*** Opening of Excerpted records ***

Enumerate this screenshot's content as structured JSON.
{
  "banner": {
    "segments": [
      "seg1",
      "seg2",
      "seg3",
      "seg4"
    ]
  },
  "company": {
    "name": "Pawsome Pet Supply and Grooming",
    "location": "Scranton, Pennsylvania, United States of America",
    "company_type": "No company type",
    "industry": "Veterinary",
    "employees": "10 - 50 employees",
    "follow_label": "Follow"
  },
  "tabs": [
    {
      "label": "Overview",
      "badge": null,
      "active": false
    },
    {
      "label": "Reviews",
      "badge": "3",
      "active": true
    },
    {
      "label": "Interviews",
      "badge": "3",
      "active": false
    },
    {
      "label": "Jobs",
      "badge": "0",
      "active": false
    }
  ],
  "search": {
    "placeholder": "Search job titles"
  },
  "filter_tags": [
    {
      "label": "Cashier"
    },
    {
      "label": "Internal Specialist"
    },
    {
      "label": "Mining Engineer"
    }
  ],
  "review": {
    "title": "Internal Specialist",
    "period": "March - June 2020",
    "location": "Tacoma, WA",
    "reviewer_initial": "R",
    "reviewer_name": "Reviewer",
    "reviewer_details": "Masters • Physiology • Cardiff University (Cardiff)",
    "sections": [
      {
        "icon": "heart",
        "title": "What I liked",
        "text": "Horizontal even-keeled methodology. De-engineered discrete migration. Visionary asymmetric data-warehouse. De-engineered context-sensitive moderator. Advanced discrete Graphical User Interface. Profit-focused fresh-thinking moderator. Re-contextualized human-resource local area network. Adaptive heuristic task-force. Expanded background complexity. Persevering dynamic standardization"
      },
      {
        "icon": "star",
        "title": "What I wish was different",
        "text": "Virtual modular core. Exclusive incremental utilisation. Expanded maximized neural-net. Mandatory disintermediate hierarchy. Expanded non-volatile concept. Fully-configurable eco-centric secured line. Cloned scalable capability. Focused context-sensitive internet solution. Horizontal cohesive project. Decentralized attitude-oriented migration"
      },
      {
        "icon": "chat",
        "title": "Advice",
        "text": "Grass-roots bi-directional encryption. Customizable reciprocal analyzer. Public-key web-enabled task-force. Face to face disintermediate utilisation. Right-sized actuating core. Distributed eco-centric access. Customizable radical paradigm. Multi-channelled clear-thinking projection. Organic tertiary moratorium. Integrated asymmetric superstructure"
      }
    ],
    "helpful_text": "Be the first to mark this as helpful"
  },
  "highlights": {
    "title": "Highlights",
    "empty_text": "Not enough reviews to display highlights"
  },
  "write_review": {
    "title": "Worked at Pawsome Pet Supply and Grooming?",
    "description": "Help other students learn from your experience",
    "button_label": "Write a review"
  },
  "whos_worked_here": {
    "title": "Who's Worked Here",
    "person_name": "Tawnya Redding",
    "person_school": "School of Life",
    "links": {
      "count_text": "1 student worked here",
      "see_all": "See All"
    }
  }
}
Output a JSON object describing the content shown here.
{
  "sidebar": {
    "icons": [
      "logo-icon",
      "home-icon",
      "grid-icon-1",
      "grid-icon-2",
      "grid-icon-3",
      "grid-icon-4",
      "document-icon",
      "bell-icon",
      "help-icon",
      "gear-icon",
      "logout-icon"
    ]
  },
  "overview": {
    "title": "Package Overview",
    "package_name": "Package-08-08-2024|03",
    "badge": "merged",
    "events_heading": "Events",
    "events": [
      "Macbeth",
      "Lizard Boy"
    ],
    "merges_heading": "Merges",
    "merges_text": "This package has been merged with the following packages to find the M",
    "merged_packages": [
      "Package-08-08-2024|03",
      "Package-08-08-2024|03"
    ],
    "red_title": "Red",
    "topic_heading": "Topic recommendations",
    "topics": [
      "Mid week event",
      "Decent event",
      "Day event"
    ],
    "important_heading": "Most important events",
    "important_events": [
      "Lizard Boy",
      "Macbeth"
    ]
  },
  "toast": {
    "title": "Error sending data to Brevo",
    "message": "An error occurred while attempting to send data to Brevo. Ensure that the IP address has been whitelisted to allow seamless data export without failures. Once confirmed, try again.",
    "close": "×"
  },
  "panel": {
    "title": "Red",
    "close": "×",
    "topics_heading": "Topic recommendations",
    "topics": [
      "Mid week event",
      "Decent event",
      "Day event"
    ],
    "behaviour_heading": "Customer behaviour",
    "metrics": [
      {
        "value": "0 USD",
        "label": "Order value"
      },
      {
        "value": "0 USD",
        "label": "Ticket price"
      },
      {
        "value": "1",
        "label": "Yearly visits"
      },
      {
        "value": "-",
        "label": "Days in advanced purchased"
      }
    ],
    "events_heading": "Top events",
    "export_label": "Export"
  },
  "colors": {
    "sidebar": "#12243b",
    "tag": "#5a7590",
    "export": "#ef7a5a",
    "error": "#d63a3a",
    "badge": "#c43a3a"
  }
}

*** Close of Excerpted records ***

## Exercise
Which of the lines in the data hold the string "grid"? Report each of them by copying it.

## Task solution
      "grid-icon-1",
      "grid-icon-2",
      "grid-icon-3",
      "grid-icon-4",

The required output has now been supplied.